THEY USE DREAMS TO SET GOALS
Before millionaires identify goals, they do something that Corley calls "dream setting"—they write down what their ideal life would look like, then use this script to create a bullet-point list of dreams. Goals are then built around each dream.
"Think of dreams as a ladder, and the rungs are your goals," he says. "Ask yourself, ‘What would I need to do in order for each wish or dream to come true? Am I capable of performing those activities? And do I have the necessary skills and knowledge? Then take action."
THEY WRITE TO-DO LISTS
Goals are only goals when they have two things: 100% achievability and physical activity, says Corley. Millionaires break down goals into physical action steps that make up their to-do list, and many have lists that follow a habit.
"Millionaires process success," says Corley. "When you create processes, you don’t have to think, which takes energy and contributes to decision fatigue. Habits are valuable because they brain fuel that can be used doing something else."
THEY CREATE MULTIPLE STREAMS OF INCOME
Self-made millionaires do not rely on only a single source of income, says Corley. Instead, they develop multiple streams, and most have at least three.
"Sixty-five percent had three or more streams of income that they created over time," he says. "Diversifying your sources of income allows you to weather the economic downturns that always occur in life."

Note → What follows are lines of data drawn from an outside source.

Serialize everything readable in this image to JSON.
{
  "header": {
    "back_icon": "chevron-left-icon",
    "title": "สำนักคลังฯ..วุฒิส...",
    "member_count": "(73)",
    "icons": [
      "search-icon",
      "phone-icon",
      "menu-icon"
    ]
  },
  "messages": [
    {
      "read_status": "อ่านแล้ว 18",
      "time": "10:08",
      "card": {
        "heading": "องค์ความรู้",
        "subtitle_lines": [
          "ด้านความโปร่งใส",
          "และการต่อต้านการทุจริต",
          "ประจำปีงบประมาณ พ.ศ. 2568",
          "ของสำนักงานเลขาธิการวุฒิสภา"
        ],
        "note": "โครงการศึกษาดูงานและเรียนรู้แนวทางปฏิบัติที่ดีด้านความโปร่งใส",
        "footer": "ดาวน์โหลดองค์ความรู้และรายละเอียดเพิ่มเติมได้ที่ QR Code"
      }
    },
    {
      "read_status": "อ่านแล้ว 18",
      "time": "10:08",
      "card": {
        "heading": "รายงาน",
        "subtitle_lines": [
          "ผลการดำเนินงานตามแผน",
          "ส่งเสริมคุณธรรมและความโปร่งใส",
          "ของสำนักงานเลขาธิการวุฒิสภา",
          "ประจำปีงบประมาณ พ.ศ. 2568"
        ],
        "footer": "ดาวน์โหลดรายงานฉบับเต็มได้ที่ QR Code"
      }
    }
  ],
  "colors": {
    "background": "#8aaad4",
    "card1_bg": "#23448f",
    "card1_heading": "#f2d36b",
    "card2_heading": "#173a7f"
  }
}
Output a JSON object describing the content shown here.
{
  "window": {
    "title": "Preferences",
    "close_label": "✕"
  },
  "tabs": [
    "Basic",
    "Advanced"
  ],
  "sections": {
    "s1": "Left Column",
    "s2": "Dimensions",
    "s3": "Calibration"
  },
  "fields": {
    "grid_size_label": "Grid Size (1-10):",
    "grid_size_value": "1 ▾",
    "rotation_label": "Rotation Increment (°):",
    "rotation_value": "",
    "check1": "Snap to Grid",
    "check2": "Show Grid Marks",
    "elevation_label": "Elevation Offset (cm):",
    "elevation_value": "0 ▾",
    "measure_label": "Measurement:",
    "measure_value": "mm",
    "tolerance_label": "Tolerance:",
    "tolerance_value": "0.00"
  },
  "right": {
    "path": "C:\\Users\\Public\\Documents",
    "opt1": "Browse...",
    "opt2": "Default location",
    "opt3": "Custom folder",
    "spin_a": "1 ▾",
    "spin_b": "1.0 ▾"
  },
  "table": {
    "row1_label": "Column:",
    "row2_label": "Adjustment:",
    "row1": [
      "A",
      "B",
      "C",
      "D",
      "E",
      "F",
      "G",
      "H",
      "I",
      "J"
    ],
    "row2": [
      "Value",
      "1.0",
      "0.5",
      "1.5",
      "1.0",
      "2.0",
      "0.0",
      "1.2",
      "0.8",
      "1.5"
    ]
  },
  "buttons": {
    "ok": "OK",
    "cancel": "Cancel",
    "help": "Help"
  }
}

Revenue streams include real estate rentals, stock market investments, annuities, private equity investments, part ownership in side businesses, ancillary products, or services, and royalties.
THEY AVOID TIME WASTERS
Millionaires believe money can be recouped, but the bigger risk is wasting time.
"When we invest our time in anything, it’s lost forever," says Corley. "Yet, because we are all given what seems to be an abundance of time, it has very little value to us."
Sixty-seven percent of the self-made millionaires in Corley’s study watch less than an hour of TV each day, and 63% spent less than an hour a day on the Internet in activities such as Facebook or watching YouTube videos.
"This freed up time for them to pursue their dreams, goals, read, learn, exercise, volunteer, and network," he says.